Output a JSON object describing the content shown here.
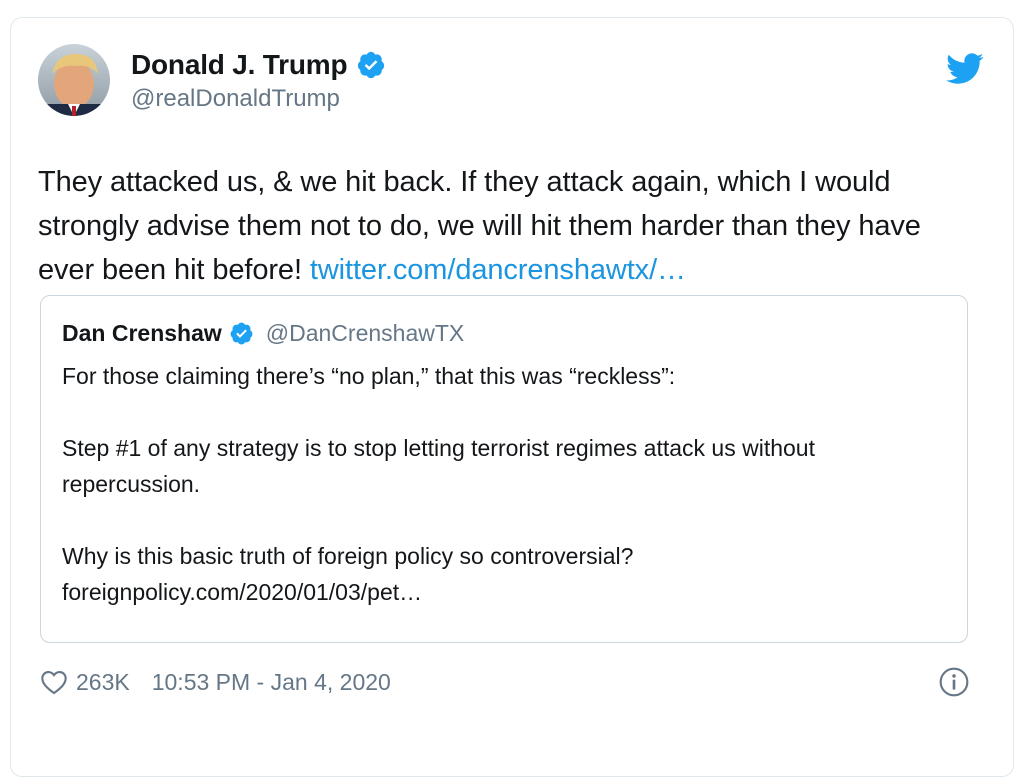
{
  "tweet": {
    "author": {
      "display_name": "Donald J. Trump",
      "handle": "@realDonaldTrump",
      "verified": true
    },
    "text_main": "They attacked us, & we hit back. If they attack again, which I would strongly advise them not to do, we will hit them harder than they have ever been hit before! ",
    "link_text": "twitter.com/dancrenshawtx/…",
    "likes": "263K",
    "timestamp": "10:53 PM - Jan 4, 2020"
  },
  "quoted_tweet": {
    "author": {
      "display_name": "Dan Crenshaw",
      "handle": "@DanCrenshawTX",
      "verified": true
    },
    "paragraphs": [
      "For those claiming there’s “no plan,” that this was “reckless”:",
      "Step #1 of any strategy is to stop letting terrorist regimes attack us without repercussion.",
      "Why is this basic truth of foreign policy so controversial?foreignpolicy.com/2020/01/03/pet…"
    ]
  },
  "colors": {
    "link": "#1b95e0",
    "verified": "#1da1f2",
    "twitter_bird": "#1da1f2",
    "secondary_text": "#657786",
    "border": "#e1e8ed"
  },
  "icons": {
    "brand": "twitter-bird-icon",
    "verified": "verified-badge-icon",
    "like": "heart-icon",
    "info": "info-icon"
  }
}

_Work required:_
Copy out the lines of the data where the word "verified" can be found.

_Written answer:_
      "verified": true
      "verified": true
    "verified": "#1da1f2",
    "verified": "verified-badge-icon",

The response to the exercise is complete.